When a woman is as equally talented as she is beautiful, it is a lethal combination. Actress, singer and dancer, Dorothy Dandridge held many audiences spellbound by her beauty, but her talent was also undeniable. She was the first African American woman to be nominated for an Academy Award for Best Actress for her leading role in the 1954 movie Carmen Jones.
Although Dandridge had many successes early on in her career, she suffered much heartache. She married dancer and entertainer Harold Nicholas in 1942, and she gave birth to her own child, Harolyn, in September of 1943. Later she discovered that Harolyn was born brain-damaged. Her marriage to Harold ended in 1951. She went on to marry a second time in 1959 to Jack Dension. However, their marriage ended in divorce in 1962 among allegations of domestic violence and financial mishandlings.
Sadly after Carmen Jones, Dandridge’s career started to falter. She was tied to a contract with 20th Century Fox, but executives claimed that it was difficult to find her leading parts. She had a short career revival with her role in the 1959 movie Porgy and Bess, but by 1961 the movie offers were not coming in, and she returned to performing mostly in theaters and in nightclubs.
In 1965, Ms. Dandridge was planning a comeback. On September 8, 1965, Dandridge spoke by telephone with friend and former sister-in-law Geraldine "Geri" Branton about her plans to go to New York the next day to prepare for a nightclub engagement. However, hours after her conversation with Branton, Dandridge was found dead by her manager, Earl Mills. There were conflicting reports about her death. A Los Angeles pathology institute determined the cause to be due to an accidental overdose of a prescribed antidepressant. The Los Angeles County Coroner's Office believed that Ms. Dandridge died of a rare embolism connected to a fractured foot she was recovering from. She was only 42 years old.
Ms. Dandridge’s positive legacy has outlived the tragedies in her life. Her style is timeless and impeccable, and her resilience in the face of hardship remains inspiring. Many stars from Janet Jackson, to Beyonce and Halle Berry have cited Ms. Dandridge as an inspiration and many entertainers have tried to recreate her looks.
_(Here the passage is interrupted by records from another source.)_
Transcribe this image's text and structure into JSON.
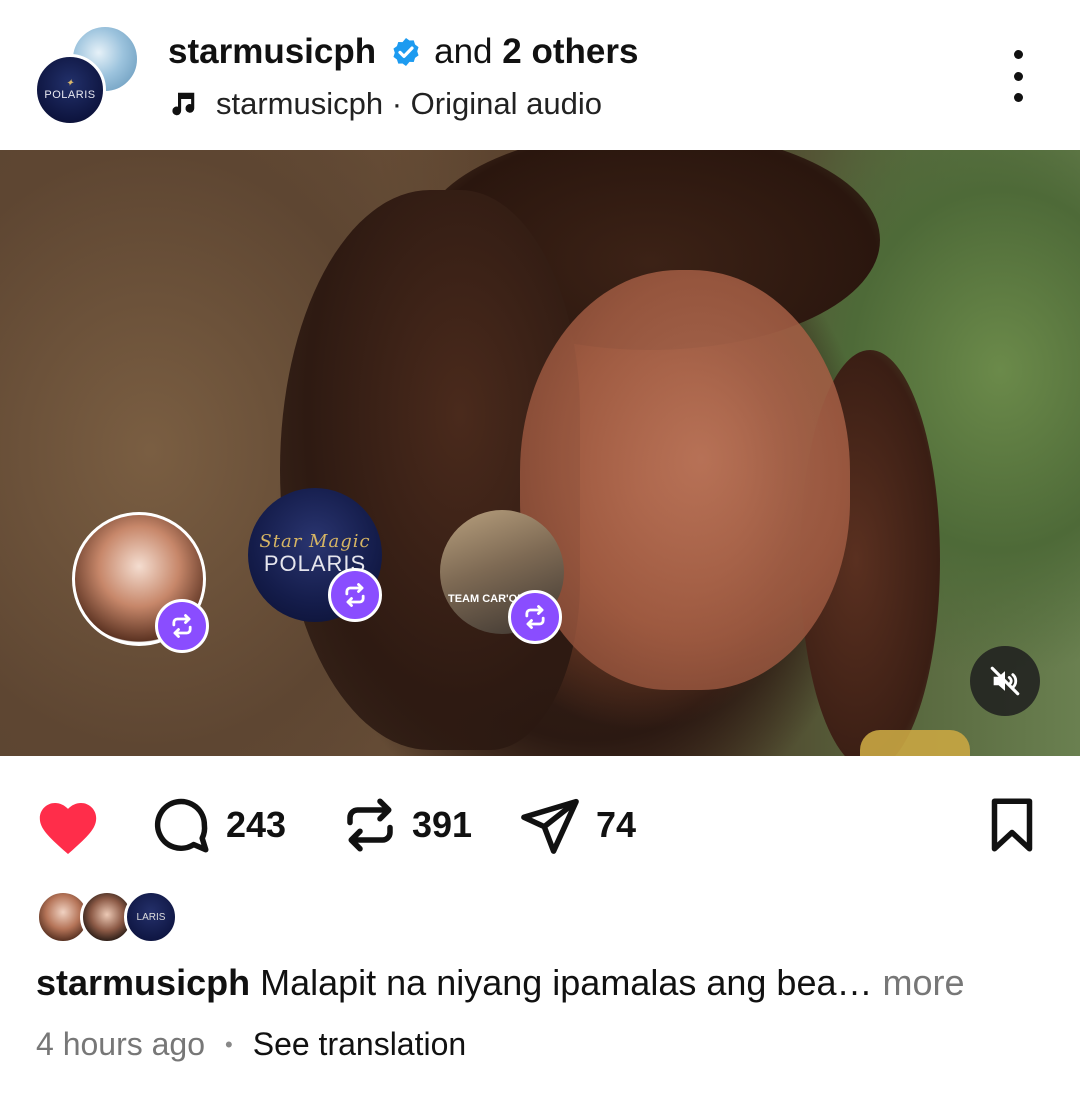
{
  "header": {
    "username": "starmusicph",
    "and_text": "and",
    "others_text": "2 others",
    "audio_label": "starmusicph · Original audio",
    "avatar_text": "POLARIS"
  },
  "media": {
    "repost_avatars": [
      {
        "name": "person"
      },
      {
        "text": "POLARIS",
        "script": "Star Magic"
      },
      {
        "text": "TEAM CAR'ON OFF"
      }
    ],
    "mute_state": "muted"
  },
  "actions": {
    "liked": true,
    "comments": "243",
    "reposts": "391",
    "shares": "74"
  },
  "likers": {
    "third_text": "LARIS"
  },
  "caption": {
    "username": "starmusicph",
    "text": "Malapit na niyang ipamalas ang bea…",
    "more_label": "more"
  },
  "meta": {
    "time_ago": "4 hours ago",
    "separator": "•",
    "translate_label": "See translation"
  },
  "colors": {
    "like": "#ff2d4a",
    "repost_badge": "#8a4dff",
    "verified": "#1d9bf0",
    "muted_text": "#777777"
  }
}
Today we are going to show you how some of Ms. Dandridge’s iconic looks can be translated in bridal fashion.
The Halter Neckline
Ms. Dandridge looks angelic in these gorgeous gowns which feature halter top necklines. The halter top wedding dress is perfect for the bride who wants to feature her décolletage, but needs extra support on top. If you love halter top dresses, try these looks by CB Couture, Demetrios Bride, Maggie Sottero, and Simone Carvalli.
The Sweetheart Neckline
Ms. Dandridge loved to wear dresses with sweetheart necklines. This neckline, which became popular in the late 1950s and early 1960s, has become a favorite among brides. If you are ready to show your gorgeous arms and shoulders consider these looks by Allure Bridals, Simone Carvalli, and Sophia Tolli.
Embellishments and Sparkle
If you want to sparkle like a diamond on your wedding day, a wedding dress embellished with crystals is a must. Ms. Dandridge is captivating in her dress which features intricate crystal detailing. These Pnina Tornai wedding dresses will ensure that you shine on your big day.
Dandridge is known for her Oscar nominated performance as Carmen Jones. Her most iconic look from the movie is her fire-red pencil skirt with a front split, that was coupled with a low-cut, off the shoulder black blouse with short sleeves. Literally translating this look into bridal may be too casual. However, if you want to pay homage to Carmen Jones, why not wear an off the shoulder wedding dress. We love these styles by Romona Keveza, Carolina Herrera, and Sophia Tolli.
A trailblazer in the entertainment industry, Ms. Dandridge's style and grace is timeless.